Action item: Pictures excluded, copy every record that follows exactly as it appears.

....................

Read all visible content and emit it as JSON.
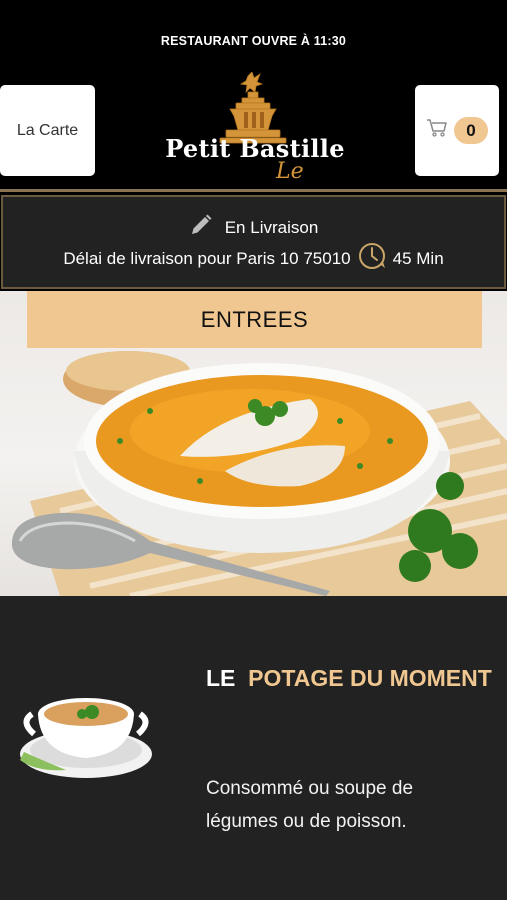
{
  "status_banner": "RESTAURANT OUVRE À 11:30",
  "header": {
    "menu_label": "La Carte",
    "logo_text": "Petit Bastille",
    "cart_count": "0",
    "cart_icon": "cart-icon"
  },
  "delivery": {
    "mode": "En Livraison",
    "time_text": "Délai de livraison pour Paris 10 75010",
    "time_value": "45 Min",
    "icons": [
      "pencil-icon",
      "clock-icon"
    ]
  },
  "category": {
    "title": "ENTREES"
  },
  "product": {
    "title_prefix": "LE",
    "title_accent": "POTAGE DU MOMENT",
    "description": "Consommé ou soupe de légumes ou de poisson."
  },
  "colors": {
    "accent": "#f0c790",
    "background": "#000000",
    "panel": "#222222",
    "divider": "#8a7350"
  }
}
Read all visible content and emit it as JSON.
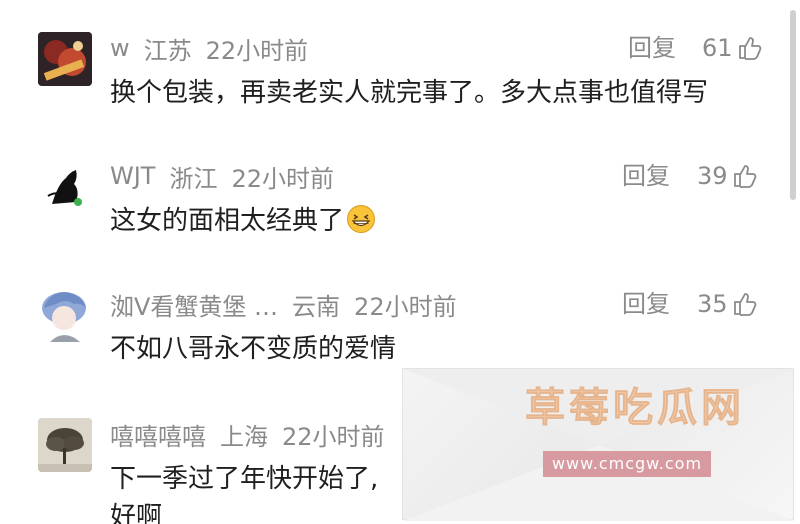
{
  "comments": [
    {
      "username": "w",
      "location": "江苏",
      "time": "22小时前",
      "reply_label": "回复",
      "likes": "61",
      "text": "换个包装，再卖老实人就完事了。多大点事也值得写",
      "avatar": "avatar-dark-artwork"
    },
    {
      "username": "WJT",
      "location": "浙江",
      "time": "22小时前",
      "reply_label": "回复",
      "likes": "39",
      "text": "这女的面相太经典了",
      "emoji": "grinning-face-emoji",
      "avatar": "avatar-black-cat"
    },
    {
      "username": "洳V看蟹黄堡 …",
      "location": "云南",
      "time": "22小时前",
      "reply_label": "回复",
      "likes": "35",
      "text": "不如八哥永不变质的爱情",
      "avatar": "avatar-blue-hair-anime"
    },
    {
      "username": "嘻嘻嘻嘻",
      "location": "上海",
      "time": "22小时前",
      "text_line1": "下一季过了年快开始了,",
      "text_line2": "好啊",
      "avatar": "avatar-tree"
    }
  ],
  "watermark": {
    "title": "草莓吃瓜网",
    "url": "www.cmcgw.com"
  },
  "colors": {
    "meta_gray": "#8a8a8a",
    "text": "#1f1f1f",
    "watermark_title": "#f1c9a8",
    "watermark_url_bg": "#d79aa0"
  }
}
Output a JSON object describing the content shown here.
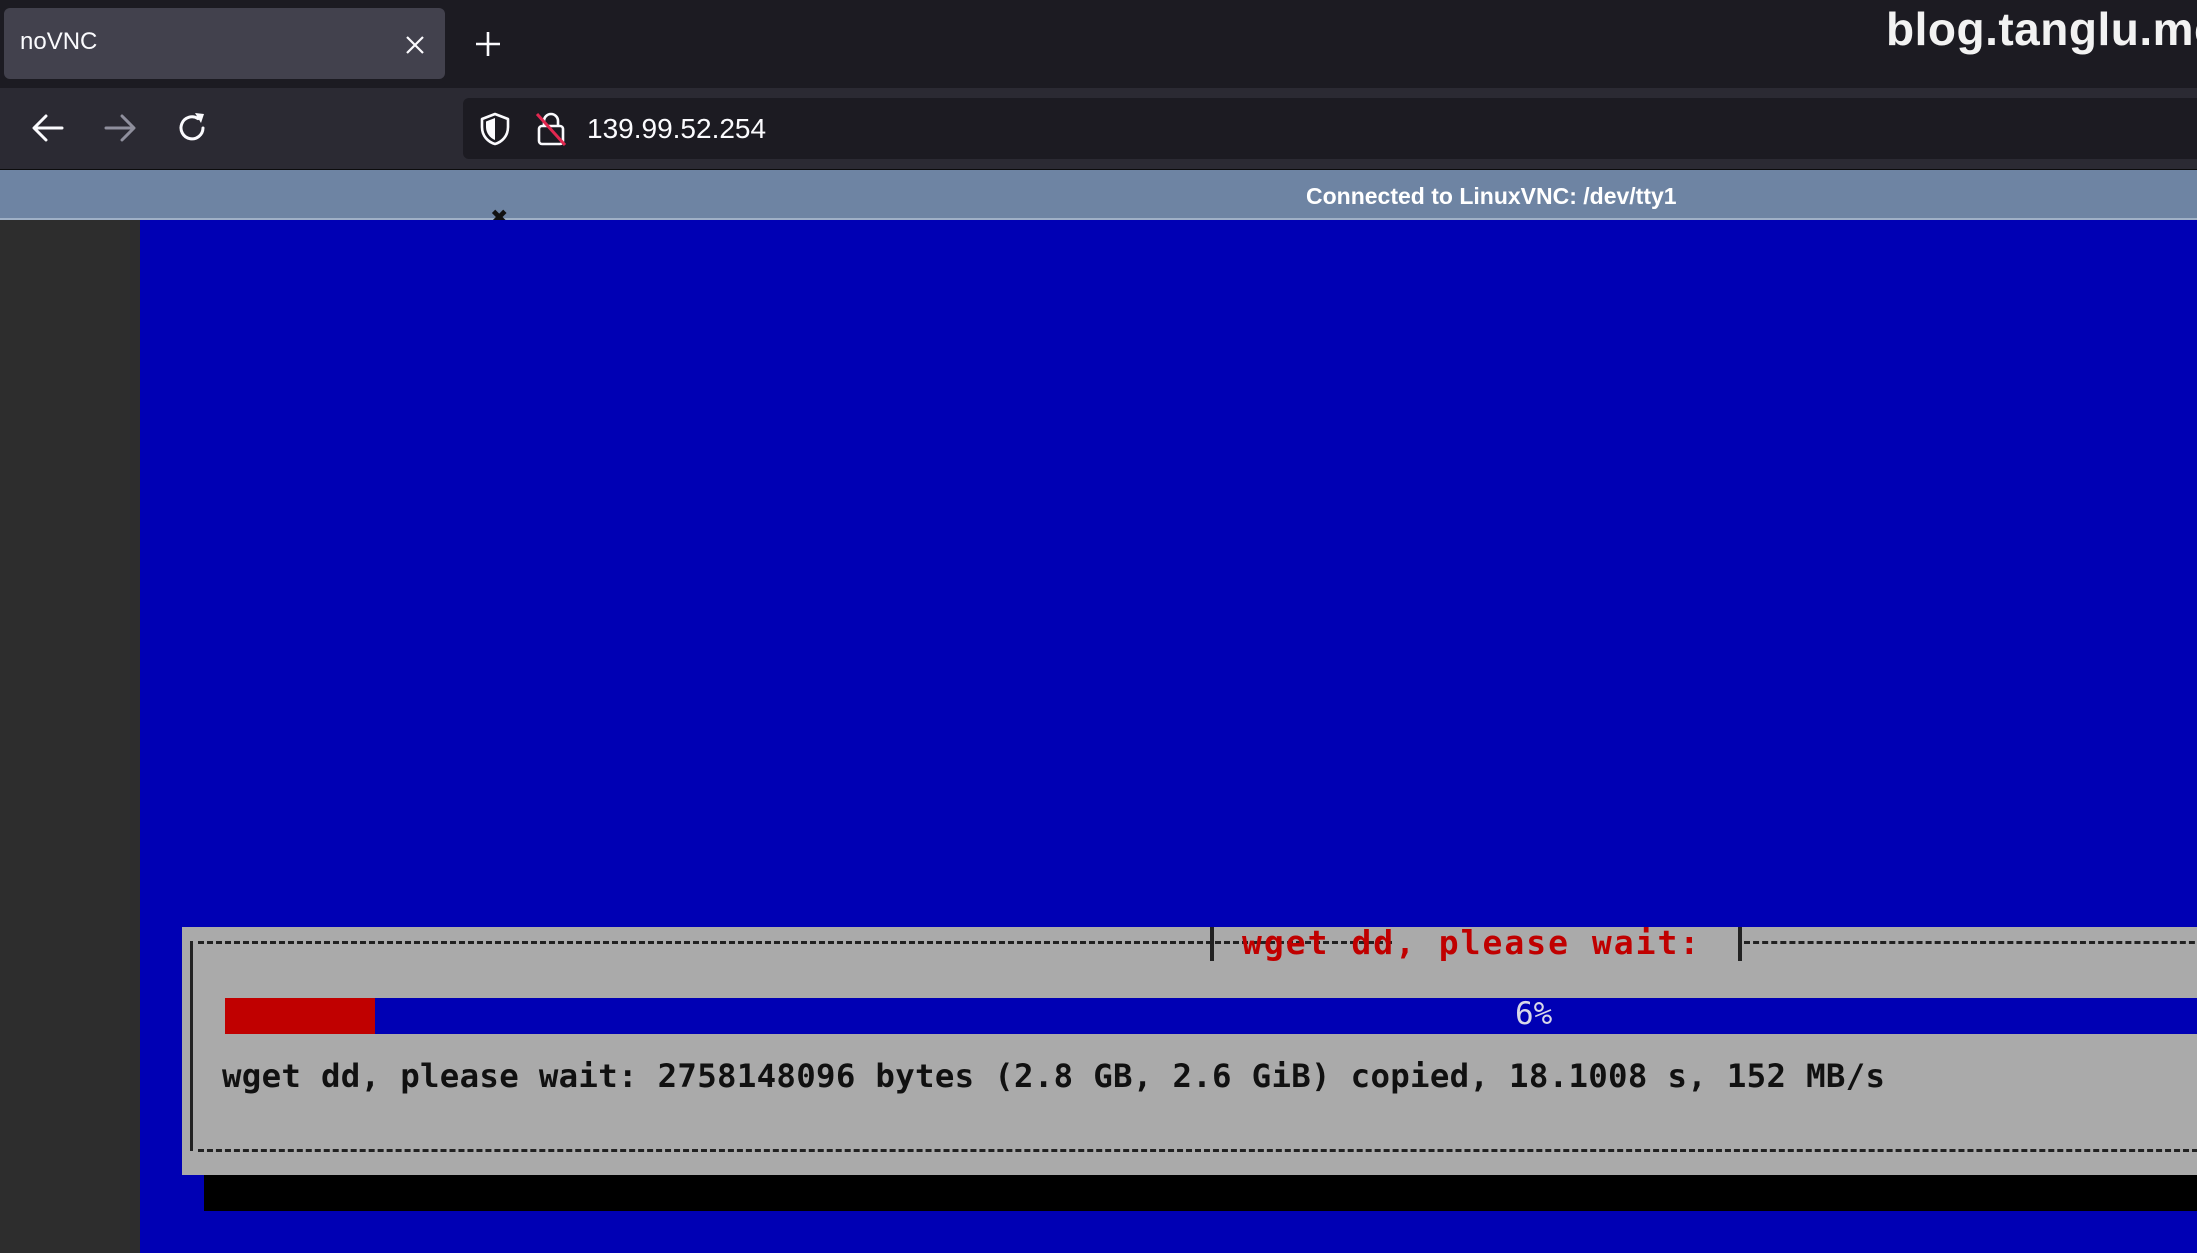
{
  "browser": {
    "tab_title": "noVNC",
    "url": "139.99.52.254"
  },
  "watermark": "blog.tanglu.me",
  "icons": {
    "tab_close": "close-icon",
    "new_tab": "plus-icon",
    "back": "arrow-left-icon",
    "forward": "arrow-right-icon",
    "reload": "reload-icon",
    "tracking": "shield-icon",
    "security": "insecure-lock-icon"
  },
  "novnc": {
    "status_text": "Connected to LinuxVNC: /dev/tty1",
    "status_close": "✖"
  },
  "dialog": {
    "title": "wget dd, please wait:",
    "progress_label": "6%",
    "progress_fraction": 0.076,
    "message": "wget dd, please wait: 2758148096 bytes (2.8 GB, 2.6 GiB) copied, 18.1008 s, 152 MB/s"
  },
  "colors": {
    "screen_background": "#0000b4",
    "dialog_background": "#aaaaaa",
    "accent_red": "#c00000",
    "status_bar": "#6e84a3"
  }
}
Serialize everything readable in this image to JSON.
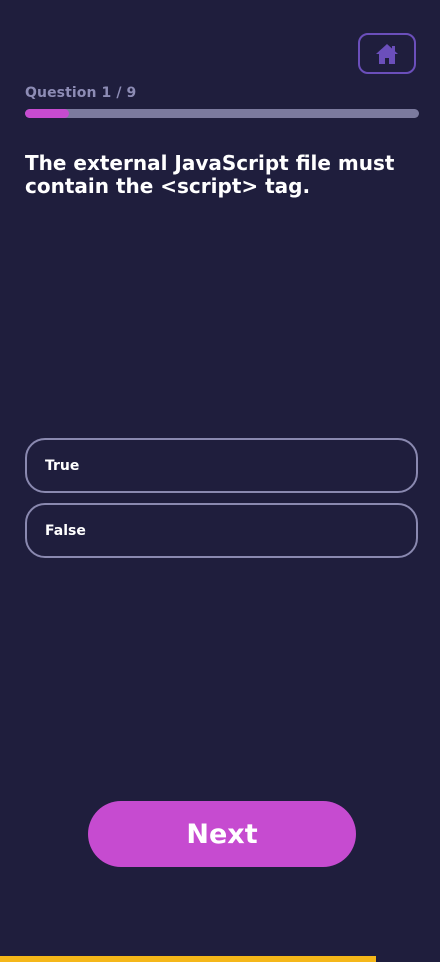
{
  "header": {
    "home_icon": "home-icon"
  },
  "quiz": {
    "counter_text": "Question 1 / 9",
    "current_question": 1,
    "total_questions": 9,
    "question_text": "The external JavaScript file must contain the <script> tag.",
    "options": [
      {
        "label": "True"
      },
      {
        "label": "False"
      }
    ]
  },
  "footer": {
    "next_label": "Next",
    "bottom_bar_fraction": 0.855
  },
  "colors": {
    "background": "#1f1e3d",
    "accent": "#c64bd0",
    "track": "#7b7a9e",
    "home_icon": "#6b4fbb",
    "bottom_bar": "#f5b719"
  }
}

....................

Reply:
Read all visible content and emit it as JSON.
{
  "status_banner": "RESTAURANT OUVRE À 11:30",
  "header": {
    "menu_label": "La Carte",
    "logo_text": "Petit Bastille",
    "cart_count": "0",
    "cart_icon": "cart-icon"
  },
  "delivery": {
    "mode": "En Livraison",
    "time_text": "Délai de livraison pour Paris 10 75010",
    "time_value": "45 Min",
    "icons": [
      "pencil-icon",
      "clock-icon"
    ]
  },
  "category": {
    "title": "ENTREES"
  },
  "product": {
    "title_prefix": "LE",
    "title_accent": "POTAGE DU MOMENT",
    "description": "Consommé ou soupe de légumes ou de poisson."
  },
  "colors": {
    "accent": "#f0c790",
    "background": "#000000",
    "panel": "#222222",
    "divider": "#8a7350"
  }
}
Read all visible content and emit it as JSON.
{
  "comments": [
    {
      "username": "w",
      "location": "江苏",
      "time": "22小时前",
      "reply_label": "回复",
      "likes": "61",
      "text": "换个包装，再卖老实人就完事了。多大点事也值得写",
      "avatar": "avatar-dark-artwork"
    },
    {
      "username": "WJT",
      "location": "浙江",
      "time": "22小时前",
      "reply_label": "回复",
      "likes": "39",
      "text": "这女的面相太经典了",
      "emoji": "grinning-face-emoji",
      "avatar": "avatar-black-cat"
    },
    {
      "username": "洳V看蟹黄堡 …",
      "location": "云南",
      "time": "22小时前",
      "reply_label": "回复",
      "likes": "35",
      "text": "不如八哥永不变质的爱情",
      "avatar": "avatar-blue-hair-anime"
    },
    {
      "username": "嘻嘻嘻嘻",
      "location": "上海",
      "time": "22小时前",
      "text_line1": "下一季过了年快开始了,",
      "text_line2": "好啊",
      "avatar": "avatar-tree"
    }
  ],
  "watermark": {
    "title": "草莓吃瓜网",
    "url": "www.cmcgw.com"
  },
  "colors": {
    "meta_gray": "#8a8a8a",
    "text": "#1f1f1f",
    "watermark_title": "#f1c9a8",
    "watermark_url_bg": "#d79aa0"
  }
}
Output a JSON object describing the content shown here.
{
  "browser": {
    "tab_title": "noVNC",
    "url": "139.99.52.254"
  },
  "watermark": "blog.tanglu.me",
  "icons": {
    "tab_close": "close-icon",
    "new_tab": "plus-icon",
    "back": "arrow-left-icon",
    "forward": "arrow-right-icon",
    "reload": "reload-icon",
    "tracking": "shield-icon",
    "security": "insecure-lock-icon"
  },
  "novnc": {
    "status_text": "Connected to LinuxVNC: /dev/tty1",
    "status_close": "✖"
  },
  "dialog": {
    "title": "wget dd, please wait:",
    "progress_label": "6%",
    "progress_fraction": 0.076,
    "message": "wget dd, please wait: 2758148096 bytes (2.8 GB, 2.6 GiB) copied, 18.1008 s, 152 MB/s"
  },
  "colors": {
    "screen_background": "#0000b4",
    "dialog_background": "#aaaaaa",
    "accent_red": "#c00000",
    "status_bar": "#6e84a3"
  }
}
Serialize everything readable in this image to JSON.
{
  "header": {
    "home_icon": "home-icon"
  },
  "quiz": {
    "counter_text": "Question 1 / 9",
    "current_question": 1,
    "total_questions": 9,
    "question_text": "The external JavaScript file must contain the <script> tag.",
    "options": [
      {
        "label": "True"
      },
      {
        "label": "False"
      }
    ]
  },
  "footer": {
    "next_label": "Next",
    "bottom_bar_fraction": 0.855
  },
  "colors": {
    "background": "#1f1e3d",
    "accent": "#c64bd0",
    "track": "#7b7a9e",
    "home_icon": "#6b4fbb",
    "bottom_bar": "#f5b719"
  }
}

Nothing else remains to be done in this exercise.